So far in 2014, according to the Federal Reserve, non-revolving credit (such auto loans and personal loans) grew in January despite drop-offs in home and auto sales. Samuel Rines, an economist with Chilton Capital wonders, “who’s taking [loans] out and what they are doing.” Here’s my guess: they are paying their rent and buying groceries so they can eat. That’s what we see our clients doing. It’s not boats and trips and big screen TV’s.
Outstanding consumer credit surpassed $3.1 trillion in January.

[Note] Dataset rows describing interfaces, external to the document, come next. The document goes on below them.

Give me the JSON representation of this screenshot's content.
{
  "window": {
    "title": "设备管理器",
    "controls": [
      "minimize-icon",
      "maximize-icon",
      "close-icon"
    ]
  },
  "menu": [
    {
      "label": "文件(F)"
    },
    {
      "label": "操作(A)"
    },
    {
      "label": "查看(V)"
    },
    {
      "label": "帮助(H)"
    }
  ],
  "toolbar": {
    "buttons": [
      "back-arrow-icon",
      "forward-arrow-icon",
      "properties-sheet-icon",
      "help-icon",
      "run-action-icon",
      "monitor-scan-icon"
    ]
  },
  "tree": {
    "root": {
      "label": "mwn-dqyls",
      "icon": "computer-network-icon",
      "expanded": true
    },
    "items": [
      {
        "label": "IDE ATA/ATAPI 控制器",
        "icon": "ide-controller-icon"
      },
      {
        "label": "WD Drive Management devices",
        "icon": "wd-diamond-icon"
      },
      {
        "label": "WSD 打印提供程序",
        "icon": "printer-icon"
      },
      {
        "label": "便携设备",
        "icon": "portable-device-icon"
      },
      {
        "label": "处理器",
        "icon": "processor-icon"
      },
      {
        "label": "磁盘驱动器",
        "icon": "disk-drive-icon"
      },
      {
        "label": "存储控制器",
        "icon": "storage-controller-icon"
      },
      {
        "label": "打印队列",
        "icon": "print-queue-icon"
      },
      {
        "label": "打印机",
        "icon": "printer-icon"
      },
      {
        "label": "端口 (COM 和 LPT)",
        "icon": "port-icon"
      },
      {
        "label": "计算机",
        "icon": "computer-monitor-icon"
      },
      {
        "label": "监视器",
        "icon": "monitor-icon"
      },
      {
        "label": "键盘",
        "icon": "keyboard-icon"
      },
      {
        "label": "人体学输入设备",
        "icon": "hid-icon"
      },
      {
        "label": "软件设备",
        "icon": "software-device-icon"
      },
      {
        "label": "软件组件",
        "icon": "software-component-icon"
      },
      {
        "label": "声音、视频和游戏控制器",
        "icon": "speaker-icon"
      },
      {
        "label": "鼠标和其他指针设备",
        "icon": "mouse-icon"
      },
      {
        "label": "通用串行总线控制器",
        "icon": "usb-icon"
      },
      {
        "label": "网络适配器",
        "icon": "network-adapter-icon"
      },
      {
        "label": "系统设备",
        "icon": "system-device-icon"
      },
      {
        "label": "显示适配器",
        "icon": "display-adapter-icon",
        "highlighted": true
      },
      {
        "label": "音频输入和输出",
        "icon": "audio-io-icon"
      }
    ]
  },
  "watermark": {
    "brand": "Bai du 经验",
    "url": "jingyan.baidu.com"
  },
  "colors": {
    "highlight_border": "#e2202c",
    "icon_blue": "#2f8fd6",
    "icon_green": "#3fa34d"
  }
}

Non-revolving credit grew to $2.26 trillion at a seasonally adjusted annualized rate of 7.5%. Revolving credit (such as credit cards) remained steady at $856 billion.
For the entire story: http://blog.credit.com/2014/03/credit-use-grows-despite-slow-home-auto-sales-77997/
If you are someone you know is facing insolvency issues due to non-revolving or revolving credit, please consider scheduling a consultation with a reputable debt settlement attorney who offers a free consultation to discuss possible debt settlement options.
Latest posts by Kevin Fallon McCarthy (see all)
- Public Servants’ Second Chance at Federal Student Loan Forgiveness - April 10, 2018
- CREDIT CARD LOSS FOR SMALL BANKS AT AN EIGHT YEAR HIGH - March 22, 2018
- Rise of the Jumbo Student Loans - March 17, 2018